PROVIDED INFORMATION:
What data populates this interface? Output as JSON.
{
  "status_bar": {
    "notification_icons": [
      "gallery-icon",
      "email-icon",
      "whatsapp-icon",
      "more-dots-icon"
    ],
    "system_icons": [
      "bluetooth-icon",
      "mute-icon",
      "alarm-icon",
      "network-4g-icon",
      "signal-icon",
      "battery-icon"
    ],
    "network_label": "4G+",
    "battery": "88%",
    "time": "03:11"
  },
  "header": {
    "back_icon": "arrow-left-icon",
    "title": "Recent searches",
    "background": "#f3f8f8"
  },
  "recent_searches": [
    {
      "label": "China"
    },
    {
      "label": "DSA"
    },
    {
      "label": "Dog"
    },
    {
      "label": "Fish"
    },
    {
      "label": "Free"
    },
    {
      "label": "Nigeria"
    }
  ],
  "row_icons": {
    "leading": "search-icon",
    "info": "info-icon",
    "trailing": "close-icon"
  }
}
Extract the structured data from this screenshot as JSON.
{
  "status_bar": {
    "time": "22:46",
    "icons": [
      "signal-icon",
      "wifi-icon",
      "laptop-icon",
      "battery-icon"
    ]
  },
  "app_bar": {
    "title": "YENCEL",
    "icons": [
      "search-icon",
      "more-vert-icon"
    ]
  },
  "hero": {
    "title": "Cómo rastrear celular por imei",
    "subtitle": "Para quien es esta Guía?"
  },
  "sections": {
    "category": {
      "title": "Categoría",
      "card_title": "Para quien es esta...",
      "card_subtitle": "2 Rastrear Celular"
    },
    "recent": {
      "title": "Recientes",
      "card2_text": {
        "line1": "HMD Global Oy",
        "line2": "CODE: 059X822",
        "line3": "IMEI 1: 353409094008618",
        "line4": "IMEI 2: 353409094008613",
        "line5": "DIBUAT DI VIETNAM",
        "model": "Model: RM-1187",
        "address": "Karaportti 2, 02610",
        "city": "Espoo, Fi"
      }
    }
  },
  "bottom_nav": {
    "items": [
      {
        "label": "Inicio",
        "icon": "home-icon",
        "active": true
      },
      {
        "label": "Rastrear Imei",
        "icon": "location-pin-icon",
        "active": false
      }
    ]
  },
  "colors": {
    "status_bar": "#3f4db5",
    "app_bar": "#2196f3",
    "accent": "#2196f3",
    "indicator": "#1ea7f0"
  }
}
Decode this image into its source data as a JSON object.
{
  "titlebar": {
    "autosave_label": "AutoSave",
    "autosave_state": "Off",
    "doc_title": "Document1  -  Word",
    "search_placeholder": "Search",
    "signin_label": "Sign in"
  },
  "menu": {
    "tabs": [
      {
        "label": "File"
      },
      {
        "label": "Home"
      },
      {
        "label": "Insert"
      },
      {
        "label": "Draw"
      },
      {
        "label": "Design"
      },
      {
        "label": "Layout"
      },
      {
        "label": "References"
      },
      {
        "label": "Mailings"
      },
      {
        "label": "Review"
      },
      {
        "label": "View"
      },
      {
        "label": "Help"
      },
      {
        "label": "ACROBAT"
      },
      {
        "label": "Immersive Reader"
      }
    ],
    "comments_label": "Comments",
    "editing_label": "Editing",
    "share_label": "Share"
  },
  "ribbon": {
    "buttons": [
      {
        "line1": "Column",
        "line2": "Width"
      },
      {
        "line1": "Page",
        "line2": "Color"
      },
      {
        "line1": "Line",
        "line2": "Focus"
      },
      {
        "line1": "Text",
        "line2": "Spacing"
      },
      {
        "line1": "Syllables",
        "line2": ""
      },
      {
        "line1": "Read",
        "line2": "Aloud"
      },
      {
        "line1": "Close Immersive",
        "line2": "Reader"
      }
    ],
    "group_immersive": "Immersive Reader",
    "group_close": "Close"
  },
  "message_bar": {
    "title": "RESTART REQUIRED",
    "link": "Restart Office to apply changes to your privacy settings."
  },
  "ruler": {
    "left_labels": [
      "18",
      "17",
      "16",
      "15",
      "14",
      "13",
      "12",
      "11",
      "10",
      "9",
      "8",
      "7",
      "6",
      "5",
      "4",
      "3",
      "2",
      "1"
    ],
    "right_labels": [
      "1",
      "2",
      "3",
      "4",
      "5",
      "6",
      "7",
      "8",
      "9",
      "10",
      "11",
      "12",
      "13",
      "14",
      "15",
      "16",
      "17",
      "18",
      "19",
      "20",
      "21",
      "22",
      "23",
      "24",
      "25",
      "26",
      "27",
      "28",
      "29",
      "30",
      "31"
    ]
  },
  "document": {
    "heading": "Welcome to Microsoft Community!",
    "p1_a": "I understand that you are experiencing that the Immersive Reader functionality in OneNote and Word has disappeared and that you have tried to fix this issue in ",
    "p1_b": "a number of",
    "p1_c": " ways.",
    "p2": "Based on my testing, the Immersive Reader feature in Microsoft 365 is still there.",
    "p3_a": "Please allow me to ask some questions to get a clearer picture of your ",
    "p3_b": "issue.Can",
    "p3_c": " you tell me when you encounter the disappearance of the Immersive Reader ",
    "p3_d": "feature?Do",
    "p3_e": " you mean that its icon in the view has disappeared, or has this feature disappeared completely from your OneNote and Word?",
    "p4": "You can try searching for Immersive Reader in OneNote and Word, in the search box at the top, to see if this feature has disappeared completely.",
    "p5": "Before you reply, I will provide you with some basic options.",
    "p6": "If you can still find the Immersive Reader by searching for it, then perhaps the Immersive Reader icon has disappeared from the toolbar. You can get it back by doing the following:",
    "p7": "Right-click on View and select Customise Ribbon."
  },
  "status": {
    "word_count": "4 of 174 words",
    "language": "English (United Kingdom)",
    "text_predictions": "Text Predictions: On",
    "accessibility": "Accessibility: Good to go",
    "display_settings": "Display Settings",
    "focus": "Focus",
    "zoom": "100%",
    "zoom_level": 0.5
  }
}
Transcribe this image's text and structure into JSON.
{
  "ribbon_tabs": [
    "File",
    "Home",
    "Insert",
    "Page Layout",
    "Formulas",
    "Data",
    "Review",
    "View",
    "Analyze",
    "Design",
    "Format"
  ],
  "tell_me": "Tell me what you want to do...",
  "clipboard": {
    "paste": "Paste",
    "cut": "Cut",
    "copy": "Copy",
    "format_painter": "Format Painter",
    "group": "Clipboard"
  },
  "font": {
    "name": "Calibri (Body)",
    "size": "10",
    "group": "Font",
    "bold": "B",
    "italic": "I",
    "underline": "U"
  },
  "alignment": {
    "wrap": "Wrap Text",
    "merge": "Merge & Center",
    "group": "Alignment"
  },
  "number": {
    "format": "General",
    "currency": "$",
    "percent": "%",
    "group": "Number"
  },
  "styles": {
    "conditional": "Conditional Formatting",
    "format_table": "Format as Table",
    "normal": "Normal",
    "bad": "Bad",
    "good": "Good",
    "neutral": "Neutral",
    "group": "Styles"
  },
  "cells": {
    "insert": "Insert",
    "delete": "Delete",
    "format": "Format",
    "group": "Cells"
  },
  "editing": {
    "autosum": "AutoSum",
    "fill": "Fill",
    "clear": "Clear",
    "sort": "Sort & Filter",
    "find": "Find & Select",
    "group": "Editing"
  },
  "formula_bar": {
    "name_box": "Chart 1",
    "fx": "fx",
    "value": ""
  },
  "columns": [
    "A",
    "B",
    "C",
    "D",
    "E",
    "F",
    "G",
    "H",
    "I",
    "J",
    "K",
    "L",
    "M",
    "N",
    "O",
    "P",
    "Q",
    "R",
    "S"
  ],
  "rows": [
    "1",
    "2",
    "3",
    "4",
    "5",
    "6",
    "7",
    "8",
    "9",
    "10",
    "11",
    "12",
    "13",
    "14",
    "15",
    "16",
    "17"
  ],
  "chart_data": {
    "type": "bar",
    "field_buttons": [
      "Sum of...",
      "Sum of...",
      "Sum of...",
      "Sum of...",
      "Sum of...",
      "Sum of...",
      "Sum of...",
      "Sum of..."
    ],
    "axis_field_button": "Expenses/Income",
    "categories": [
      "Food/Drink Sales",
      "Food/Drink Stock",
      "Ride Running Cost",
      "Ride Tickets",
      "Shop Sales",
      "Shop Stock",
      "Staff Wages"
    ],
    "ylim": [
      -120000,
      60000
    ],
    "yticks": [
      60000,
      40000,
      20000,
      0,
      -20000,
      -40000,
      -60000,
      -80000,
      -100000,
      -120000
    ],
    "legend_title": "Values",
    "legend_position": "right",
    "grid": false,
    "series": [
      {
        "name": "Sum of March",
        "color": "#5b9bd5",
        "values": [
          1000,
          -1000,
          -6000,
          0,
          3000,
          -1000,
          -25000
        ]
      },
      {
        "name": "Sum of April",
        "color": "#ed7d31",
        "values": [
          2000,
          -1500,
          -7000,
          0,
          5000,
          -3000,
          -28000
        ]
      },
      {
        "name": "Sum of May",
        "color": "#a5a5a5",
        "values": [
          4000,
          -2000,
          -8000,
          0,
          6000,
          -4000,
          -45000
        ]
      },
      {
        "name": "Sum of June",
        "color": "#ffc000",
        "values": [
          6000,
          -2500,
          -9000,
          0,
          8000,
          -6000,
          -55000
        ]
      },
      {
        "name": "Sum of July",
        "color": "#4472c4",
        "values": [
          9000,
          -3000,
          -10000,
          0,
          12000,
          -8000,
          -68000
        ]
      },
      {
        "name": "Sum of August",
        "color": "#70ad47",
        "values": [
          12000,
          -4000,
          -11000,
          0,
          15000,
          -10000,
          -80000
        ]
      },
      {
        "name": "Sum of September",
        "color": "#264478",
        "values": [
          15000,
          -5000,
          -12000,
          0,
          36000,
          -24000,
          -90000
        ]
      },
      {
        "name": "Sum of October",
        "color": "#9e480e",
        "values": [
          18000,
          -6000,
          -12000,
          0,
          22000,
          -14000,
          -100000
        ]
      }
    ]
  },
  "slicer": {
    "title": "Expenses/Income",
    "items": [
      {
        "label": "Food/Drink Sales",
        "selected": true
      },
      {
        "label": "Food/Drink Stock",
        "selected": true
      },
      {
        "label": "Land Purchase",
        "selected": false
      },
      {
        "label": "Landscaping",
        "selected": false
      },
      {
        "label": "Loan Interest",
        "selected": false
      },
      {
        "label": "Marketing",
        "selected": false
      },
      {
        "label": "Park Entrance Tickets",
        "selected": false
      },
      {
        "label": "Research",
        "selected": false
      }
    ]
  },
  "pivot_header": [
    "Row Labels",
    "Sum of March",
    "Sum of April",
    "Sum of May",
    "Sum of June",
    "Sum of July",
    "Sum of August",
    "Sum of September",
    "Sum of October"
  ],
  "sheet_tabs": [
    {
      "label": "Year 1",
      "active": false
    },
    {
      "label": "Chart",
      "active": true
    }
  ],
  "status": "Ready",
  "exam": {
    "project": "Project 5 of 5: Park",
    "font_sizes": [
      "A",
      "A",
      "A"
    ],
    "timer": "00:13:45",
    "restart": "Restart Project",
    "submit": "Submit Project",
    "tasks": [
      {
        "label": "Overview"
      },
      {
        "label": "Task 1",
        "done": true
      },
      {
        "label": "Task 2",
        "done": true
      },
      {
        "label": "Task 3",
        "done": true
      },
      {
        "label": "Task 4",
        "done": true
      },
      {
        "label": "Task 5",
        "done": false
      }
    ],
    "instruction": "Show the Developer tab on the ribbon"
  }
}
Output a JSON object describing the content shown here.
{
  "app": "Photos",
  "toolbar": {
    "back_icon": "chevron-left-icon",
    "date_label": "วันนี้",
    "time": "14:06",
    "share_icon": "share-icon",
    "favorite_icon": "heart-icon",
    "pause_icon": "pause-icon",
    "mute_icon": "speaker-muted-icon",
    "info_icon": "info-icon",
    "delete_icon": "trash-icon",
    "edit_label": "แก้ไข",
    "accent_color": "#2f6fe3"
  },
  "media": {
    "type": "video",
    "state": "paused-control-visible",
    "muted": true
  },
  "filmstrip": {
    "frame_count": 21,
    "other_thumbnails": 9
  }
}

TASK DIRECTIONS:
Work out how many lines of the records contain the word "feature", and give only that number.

RESULT:
4